I’ve spoken before about the secretive communication methods used during the Revolutionary War – see The Masked Letter and Fire or Acid – and here’s another, decidedly lower-tech example: The Quill Letter. The idea was simple and effective: messages were delicately written on long, extremely thin strips of paper, then rolled up and inserted into the hollow quill of a flight feather. A spy would then deliver the message discreetly, fairly safe in the knowledge that if he was intercepted en route, such a small document could easily be swallowed. Below is one such letter, written by General William Howe to General John Burgoyne in 1777, in which Howe informs him of his plans to invade Pennsylvania.
The images are from the Clements Library.
Lieut. Gen. Burgoyne

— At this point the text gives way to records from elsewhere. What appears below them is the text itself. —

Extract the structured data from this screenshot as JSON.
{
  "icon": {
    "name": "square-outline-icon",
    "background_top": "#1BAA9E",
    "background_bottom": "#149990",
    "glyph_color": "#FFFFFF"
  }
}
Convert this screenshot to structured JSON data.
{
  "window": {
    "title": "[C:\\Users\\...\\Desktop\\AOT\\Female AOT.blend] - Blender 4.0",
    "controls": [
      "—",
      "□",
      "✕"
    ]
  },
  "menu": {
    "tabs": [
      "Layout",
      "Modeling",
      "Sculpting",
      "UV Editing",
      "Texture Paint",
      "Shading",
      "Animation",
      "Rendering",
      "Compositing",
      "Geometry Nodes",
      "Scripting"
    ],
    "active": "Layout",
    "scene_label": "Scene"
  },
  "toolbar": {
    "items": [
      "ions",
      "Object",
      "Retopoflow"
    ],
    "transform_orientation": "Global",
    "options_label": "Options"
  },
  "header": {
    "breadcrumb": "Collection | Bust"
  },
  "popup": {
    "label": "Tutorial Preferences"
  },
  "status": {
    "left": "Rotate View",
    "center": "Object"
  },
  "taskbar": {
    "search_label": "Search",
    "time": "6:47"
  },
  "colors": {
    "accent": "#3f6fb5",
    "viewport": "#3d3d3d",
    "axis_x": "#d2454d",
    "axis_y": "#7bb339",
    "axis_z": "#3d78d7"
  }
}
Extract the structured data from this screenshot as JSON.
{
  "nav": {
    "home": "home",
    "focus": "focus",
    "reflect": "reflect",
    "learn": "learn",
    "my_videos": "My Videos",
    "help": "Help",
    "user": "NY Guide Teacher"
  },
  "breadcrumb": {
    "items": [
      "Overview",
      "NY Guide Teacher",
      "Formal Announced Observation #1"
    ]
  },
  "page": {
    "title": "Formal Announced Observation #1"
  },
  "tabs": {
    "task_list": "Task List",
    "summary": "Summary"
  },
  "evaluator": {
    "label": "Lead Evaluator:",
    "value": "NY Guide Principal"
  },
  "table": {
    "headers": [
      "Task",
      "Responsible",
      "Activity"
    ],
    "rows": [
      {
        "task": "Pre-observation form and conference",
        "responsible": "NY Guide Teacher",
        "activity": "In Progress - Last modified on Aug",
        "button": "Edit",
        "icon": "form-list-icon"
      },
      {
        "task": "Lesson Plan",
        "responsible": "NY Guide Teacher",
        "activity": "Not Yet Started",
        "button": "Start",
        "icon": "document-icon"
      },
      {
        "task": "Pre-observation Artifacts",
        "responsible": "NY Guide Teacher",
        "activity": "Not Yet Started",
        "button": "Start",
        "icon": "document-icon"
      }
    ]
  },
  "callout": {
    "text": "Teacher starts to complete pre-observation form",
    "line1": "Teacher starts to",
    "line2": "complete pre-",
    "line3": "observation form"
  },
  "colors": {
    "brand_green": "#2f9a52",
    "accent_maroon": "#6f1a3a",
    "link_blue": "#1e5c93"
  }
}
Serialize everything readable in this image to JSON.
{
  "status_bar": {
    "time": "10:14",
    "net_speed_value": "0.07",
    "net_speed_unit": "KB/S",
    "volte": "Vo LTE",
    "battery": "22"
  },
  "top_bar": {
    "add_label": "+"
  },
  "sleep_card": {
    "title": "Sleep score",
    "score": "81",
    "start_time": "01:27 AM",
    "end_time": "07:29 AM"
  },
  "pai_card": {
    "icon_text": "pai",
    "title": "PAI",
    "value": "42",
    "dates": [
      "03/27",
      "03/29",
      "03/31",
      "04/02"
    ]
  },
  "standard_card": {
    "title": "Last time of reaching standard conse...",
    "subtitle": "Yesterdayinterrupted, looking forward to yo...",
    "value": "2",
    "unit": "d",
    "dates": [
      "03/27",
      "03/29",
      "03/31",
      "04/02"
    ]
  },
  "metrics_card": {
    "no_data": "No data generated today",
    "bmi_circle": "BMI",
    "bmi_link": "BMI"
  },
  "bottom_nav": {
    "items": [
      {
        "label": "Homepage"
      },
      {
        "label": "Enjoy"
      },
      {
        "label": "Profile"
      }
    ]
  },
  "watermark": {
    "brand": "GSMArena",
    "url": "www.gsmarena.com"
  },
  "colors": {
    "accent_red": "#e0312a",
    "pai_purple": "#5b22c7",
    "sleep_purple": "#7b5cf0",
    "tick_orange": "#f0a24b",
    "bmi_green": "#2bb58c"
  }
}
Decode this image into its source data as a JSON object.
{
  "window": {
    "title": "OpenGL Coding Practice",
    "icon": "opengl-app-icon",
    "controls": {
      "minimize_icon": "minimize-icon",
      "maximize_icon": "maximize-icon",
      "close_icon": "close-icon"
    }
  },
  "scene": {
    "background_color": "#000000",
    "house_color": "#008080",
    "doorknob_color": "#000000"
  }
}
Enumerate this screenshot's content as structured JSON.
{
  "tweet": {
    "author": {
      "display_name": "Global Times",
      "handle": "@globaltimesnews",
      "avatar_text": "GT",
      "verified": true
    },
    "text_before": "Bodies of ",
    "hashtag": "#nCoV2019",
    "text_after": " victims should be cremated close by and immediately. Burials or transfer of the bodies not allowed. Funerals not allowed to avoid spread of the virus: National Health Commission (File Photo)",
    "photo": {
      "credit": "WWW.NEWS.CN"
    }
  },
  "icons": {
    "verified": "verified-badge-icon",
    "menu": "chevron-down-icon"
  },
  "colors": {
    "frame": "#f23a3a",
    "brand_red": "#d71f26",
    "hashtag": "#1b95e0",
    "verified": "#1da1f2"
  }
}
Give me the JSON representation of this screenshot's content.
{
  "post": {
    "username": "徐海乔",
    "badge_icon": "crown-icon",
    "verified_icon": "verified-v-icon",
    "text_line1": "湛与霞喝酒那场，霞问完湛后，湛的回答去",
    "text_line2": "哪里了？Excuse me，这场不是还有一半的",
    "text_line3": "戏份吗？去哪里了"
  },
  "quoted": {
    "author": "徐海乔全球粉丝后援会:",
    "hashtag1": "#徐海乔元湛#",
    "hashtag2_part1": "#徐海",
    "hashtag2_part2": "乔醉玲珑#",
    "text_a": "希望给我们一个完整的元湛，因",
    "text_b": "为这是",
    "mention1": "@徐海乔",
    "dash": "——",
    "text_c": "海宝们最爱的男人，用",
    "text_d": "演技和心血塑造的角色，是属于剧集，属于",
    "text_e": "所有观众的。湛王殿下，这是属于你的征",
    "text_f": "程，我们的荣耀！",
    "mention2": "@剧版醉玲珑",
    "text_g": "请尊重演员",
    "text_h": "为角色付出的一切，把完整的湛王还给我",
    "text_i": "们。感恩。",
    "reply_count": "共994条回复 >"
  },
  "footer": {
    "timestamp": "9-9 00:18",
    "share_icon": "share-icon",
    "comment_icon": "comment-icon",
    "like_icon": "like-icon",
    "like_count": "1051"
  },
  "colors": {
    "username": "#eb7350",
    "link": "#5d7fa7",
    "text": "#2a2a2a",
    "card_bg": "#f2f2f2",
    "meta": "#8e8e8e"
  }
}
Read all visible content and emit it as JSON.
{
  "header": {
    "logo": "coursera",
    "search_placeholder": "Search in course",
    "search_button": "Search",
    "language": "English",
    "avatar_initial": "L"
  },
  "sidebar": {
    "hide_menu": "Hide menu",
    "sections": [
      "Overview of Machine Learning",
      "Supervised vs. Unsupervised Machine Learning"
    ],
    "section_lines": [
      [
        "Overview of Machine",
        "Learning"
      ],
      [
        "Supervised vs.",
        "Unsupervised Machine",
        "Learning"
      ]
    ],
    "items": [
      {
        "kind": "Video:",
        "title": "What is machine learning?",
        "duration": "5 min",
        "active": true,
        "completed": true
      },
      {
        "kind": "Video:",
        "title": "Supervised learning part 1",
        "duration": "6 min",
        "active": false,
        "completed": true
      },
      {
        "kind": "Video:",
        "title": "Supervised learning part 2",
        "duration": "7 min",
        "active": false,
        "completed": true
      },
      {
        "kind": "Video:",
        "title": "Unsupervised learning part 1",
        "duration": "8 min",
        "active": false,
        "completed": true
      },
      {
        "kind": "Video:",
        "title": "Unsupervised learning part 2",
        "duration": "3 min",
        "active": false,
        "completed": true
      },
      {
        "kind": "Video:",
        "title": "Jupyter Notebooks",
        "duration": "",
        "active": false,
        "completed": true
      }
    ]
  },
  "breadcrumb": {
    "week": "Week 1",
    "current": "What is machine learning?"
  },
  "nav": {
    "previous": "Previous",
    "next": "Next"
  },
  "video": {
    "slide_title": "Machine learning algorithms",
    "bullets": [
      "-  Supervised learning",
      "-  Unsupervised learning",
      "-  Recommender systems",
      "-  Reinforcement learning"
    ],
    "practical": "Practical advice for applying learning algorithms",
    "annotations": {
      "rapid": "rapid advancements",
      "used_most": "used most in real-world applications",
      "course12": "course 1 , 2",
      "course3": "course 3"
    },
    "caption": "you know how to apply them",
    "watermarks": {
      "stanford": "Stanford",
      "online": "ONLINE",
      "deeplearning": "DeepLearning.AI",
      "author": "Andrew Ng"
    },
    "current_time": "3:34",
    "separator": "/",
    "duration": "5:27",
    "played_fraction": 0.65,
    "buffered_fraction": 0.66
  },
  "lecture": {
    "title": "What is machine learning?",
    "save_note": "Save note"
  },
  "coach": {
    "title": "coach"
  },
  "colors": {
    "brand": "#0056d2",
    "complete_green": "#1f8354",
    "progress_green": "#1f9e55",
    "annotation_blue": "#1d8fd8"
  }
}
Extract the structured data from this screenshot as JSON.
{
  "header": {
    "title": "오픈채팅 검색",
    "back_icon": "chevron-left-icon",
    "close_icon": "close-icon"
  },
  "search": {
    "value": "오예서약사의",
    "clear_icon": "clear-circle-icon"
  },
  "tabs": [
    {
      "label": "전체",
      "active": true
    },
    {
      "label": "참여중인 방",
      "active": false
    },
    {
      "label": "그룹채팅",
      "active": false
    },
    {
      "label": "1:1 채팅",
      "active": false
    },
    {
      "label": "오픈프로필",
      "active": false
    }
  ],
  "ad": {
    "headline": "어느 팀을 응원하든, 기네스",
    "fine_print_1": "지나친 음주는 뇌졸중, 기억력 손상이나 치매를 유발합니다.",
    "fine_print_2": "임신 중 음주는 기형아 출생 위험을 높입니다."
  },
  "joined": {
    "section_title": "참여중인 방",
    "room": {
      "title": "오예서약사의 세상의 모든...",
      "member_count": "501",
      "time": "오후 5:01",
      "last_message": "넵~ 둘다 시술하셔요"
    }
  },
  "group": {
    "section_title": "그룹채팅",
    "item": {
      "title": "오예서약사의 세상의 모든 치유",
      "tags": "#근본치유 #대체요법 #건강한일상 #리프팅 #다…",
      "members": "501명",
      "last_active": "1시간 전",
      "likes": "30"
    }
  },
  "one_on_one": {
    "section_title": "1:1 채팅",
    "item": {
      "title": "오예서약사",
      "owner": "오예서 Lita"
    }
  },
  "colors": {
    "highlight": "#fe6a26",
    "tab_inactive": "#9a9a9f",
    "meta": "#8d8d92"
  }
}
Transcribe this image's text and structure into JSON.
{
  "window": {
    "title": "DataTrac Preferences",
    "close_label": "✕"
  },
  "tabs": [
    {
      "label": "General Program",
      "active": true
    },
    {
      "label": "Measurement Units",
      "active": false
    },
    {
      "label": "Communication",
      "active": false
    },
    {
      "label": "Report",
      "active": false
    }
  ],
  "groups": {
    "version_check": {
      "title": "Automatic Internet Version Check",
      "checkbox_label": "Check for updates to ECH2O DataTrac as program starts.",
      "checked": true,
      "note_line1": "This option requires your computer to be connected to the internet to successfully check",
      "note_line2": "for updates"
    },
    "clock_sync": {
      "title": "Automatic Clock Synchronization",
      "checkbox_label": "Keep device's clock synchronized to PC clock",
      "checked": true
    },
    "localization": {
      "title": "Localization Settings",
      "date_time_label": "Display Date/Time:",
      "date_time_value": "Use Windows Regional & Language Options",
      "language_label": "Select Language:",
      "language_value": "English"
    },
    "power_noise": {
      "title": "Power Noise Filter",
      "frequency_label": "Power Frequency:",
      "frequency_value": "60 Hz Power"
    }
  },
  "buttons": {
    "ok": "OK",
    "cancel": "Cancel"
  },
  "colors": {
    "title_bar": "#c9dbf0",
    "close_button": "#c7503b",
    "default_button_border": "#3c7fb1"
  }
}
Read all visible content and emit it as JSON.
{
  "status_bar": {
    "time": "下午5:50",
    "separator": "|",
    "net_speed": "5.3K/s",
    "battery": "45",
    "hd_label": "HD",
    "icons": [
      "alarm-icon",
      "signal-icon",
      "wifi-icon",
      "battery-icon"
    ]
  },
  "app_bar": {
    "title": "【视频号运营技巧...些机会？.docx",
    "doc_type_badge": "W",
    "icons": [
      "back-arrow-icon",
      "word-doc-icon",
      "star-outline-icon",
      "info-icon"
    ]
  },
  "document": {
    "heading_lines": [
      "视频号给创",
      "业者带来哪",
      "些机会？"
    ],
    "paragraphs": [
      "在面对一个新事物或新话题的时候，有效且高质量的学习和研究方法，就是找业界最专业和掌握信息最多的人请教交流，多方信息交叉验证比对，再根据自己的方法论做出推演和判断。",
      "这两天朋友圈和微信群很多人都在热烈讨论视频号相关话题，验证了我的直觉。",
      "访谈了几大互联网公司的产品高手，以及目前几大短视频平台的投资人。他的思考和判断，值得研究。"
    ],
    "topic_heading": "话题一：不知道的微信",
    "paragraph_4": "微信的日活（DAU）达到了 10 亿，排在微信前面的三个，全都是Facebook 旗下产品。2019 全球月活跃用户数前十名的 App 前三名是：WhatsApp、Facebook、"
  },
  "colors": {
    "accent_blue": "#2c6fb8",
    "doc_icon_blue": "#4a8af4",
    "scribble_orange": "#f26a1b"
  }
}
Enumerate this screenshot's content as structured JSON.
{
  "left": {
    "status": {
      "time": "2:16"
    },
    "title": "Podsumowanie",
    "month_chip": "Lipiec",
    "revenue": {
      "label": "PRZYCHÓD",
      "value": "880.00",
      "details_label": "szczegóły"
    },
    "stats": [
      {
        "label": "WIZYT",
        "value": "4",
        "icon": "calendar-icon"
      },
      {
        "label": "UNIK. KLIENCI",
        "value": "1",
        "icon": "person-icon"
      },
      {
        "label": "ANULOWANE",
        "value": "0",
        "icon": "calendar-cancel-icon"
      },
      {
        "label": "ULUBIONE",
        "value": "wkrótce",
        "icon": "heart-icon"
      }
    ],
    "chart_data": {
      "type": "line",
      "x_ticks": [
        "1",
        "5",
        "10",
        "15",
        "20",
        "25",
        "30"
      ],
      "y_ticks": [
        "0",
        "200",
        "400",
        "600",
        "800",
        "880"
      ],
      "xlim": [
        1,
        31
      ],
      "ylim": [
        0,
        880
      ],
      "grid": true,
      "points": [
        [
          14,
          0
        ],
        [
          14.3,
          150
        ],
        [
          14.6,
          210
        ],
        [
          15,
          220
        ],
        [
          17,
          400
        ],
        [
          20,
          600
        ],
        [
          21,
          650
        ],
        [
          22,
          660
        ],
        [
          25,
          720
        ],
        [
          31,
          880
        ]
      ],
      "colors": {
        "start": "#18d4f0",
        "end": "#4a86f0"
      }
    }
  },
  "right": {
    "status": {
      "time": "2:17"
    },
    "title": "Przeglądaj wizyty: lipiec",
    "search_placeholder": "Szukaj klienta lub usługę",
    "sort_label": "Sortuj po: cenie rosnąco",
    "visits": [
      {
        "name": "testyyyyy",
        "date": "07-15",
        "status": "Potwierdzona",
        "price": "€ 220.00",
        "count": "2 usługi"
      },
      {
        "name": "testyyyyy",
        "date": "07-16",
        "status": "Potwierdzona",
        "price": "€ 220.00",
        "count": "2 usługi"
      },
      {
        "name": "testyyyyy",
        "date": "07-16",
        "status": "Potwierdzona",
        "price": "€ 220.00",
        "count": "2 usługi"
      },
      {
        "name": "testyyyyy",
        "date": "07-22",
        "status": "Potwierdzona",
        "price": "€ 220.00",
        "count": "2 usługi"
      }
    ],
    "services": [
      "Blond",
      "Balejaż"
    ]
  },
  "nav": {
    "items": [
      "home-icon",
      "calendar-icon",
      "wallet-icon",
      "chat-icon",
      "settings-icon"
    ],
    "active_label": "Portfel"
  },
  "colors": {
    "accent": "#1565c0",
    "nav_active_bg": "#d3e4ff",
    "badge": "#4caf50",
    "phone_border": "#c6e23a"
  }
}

New York, July 17th. 1777. Dear Sir, I have received yours of the 2.d ins.+ on the 15th, have since heard from the Rebel Army of your being in possession of Ticonderoga, which is a great Event carried without loss. I have rec.d your two letters viz.+ from &Quebec your last of the 14th May, & shall observe the contents. There is a report of a messenger of yours to me having been taken, & the letter discover.d in a double wooden canteen, you will know if it was of any consequence; nothing of it has transpired to us. I will observe you in writing to you, as you propose in your letters to me. Washington is waiting our motions here, & has detached Sullivan with about 2500 men, as I learn, to Albany.- My intention is for Pensilvania where I expect to meet Washington, but if he goes to the Northw.d contrary to my (…) and you can keep him at bay, be assured I shall soon be after him to relieve you. After your arrival at Albany, yr movements of the Enemy will guide yours; but my wishes are that the Enemy be drove out of this Province before any operation takes place in Conecticut. S.r Hen.y Clinton remains in the command here, & will act as occurrences may direct. Putnam is in the Highlands with about 4000 men.- Success be ever with you. Yours.